Houston. Frances Northcutt learns of the situation on board the “Apollo 13” when a journalist calls. There was an explosion in an oxygen tank in the space capsule, and the values are falling dramatically. The three astronauts John Swigert, Fred Haise, and James Lovell are more than 300,000 kilometers away from Earth at this point – and in acute danger to life. Northcutt, then one of the few women in the service of the US space agency NASA, is on the way to the control center in Houston, Texas, as soon as possible.
Two days earlier, on Saturday (April 11th) 50 years ago, the “Apollo 13” had launched onboard a “Saturn V” rocket from the Cape Canaveral Spaceport in Florida. The first manned moon landing was only a few months ago, there had already been a second, and two astronauts of the “Apollo 13” are now also supposed to run over the moon. The commander of the mission is Jim Lovell (92), with him Fred Haise (86) and Jack Swigert (1931-1982) onboard.
NASA moon missions seem almost routine at this point – until there is an explosion in the oxygen tank about 56 hours after the launch of “Apollo 13”. The astronauts hear a bang and notice a vibration, a warning light goes on. Swigert informs the control center in Houston, his sentence goes down in history: “Houston, we’ve had a problem here.” The mathematician Northcutt had written computer programs for precisely this case, as she did at an event of the “New York Times” in New York tells. “Then we did what the programs were designed for, we calculated the return to Earth.”

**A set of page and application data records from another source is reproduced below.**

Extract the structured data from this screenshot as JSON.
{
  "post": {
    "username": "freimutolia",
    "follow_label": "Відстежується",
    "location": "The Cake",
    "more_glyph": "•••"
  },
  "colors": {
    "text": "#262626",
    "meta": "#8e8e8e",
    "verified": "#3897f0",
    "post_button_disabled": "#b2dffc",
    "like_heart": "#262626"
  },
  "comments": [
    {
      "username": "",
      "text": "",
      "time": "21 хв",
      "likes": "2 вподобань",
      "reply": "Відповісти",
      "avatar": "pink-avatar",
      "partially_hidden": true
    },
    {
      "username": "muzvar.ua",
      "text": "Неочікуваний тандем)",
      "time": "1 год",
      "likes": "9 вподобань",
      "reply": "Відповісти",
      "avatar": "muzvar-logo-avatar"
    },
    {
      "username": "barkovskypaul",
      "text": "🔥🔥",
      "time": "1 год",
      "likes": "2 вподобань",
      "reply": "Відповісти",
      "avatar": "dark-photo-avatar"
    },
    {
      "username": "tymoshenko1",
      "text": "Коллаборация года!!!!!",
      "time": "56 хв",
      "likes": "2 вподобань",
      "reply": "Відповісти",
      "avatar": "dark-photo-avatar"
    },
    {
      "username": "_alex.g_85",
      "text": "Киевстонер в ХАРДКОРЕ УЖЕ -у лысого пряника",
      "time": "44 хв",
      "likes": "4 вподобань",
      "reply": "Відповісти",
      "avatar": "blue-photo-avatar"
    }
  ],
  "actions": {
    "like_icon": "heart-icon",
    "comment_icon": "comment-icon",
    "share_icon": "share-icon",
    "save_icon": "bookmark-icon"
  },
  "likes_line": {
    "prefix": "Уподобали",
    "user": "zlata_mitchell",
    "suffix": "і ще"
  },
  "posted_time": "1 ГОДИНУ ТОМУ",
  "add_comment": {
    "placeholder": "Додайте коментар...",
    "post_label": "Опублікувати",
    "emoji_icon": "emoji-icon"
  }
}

The intended moon landing is canceled immediately. The control center asks the astronauts to change to the spider-legged “Aquarius” lunar module attached to the mother spaceship, where there is still enough oxygen. Meanwhile, the control center calculates: The lunar module is initially a lifeboat, but would not survive the re-entry into the earth’s atmosphere, so the astronauts have to go back to the mother spaceship. How much electricity is left after the explosion, how much oxygen and how much water?
“We suddenly had a lot of problems, but the most outstanding was the risk of carbon dioxide,” Commander Lovell later recalled. “That could have killed us.” The control center passed on an improvised solution: “They told us how we could seal the lunar module with tape, plastic, and cardboard.” The defective part of the spaceship is blown off, then the astronauts switch back into the capsule and navigate back to Earth with a complicated maneuver.
On April 17, 1970 – after four anxious days – the team landed near American Samoa in the Pacific Ocean. NASA now speaks of a “successful failure” – and mathematician Northcutt is even convinced that “Apollo 13” was the most successful of all “Apollo” missions, even before “Apollo 11” was manned on the moon: “Apollo 13 was the most successful mission because it made it clear that we can survive a devastating emergency. ”TEH © Mannheimer Morgen, Saturday, April 11th, 2020